▶ TASK ITEM:
Could you filter the records below and keep only the lines with the word "messages"?

▶ GIVEN ENTRIES:

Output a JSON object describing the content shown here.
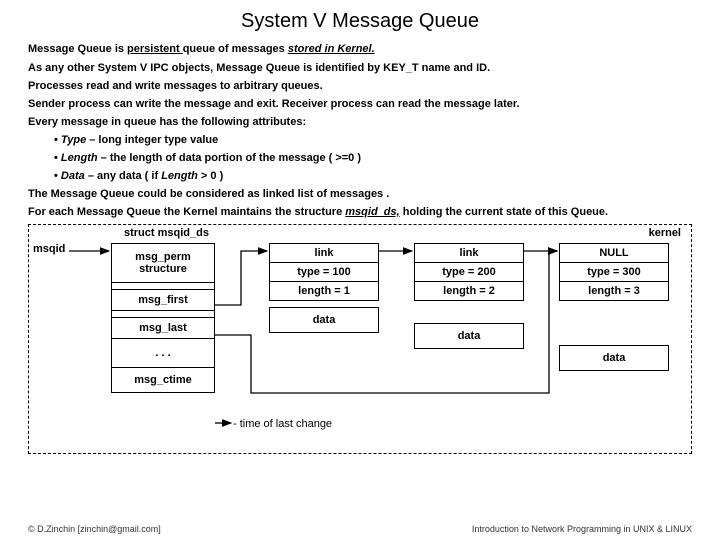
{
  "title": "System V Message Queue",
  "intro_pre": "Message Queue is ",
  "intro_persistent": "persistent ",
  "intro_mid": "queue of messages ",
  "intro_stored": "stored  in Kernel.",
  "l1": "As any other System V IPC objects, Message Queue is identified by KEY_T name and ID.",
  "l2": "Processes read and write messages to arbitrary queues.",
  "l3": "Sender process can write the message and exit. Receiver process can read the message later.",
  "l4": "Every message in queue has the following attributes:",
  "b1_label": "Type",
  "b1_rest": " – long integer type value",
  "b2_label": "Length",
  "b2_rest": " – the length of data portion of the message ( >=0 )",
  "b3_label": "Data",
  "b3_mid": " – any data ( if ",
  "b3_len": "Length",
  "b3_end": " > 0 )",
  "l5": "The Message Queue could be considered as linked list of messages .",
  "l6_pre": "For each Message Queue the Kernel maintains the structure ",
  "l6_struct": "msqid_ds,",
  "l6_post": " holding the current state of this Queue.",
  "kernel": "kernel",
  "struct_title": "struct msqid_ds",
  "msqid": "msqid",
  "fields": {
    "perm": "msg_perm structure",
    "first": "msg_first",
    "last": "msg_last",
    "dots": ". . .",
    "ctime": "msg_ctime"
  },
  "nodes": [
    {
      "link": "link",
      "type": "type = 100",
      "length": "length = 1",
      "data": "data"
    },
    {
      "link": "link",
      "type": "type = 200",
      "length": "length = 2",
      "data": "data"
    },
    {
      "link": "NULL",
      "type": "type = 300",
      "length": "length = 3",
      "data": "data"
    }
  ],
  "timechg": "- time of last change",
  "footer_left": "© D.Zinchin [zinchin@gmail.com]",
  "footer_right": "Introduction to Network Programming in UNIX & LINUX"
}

▶ EXERCISE OUTPUT:
  "intro_mid": "queue of messages ",
  "l2": "Processes read and write messages to arbitrary queues.",
  "l5": "The Message Queue could be considered as linked list of messages .",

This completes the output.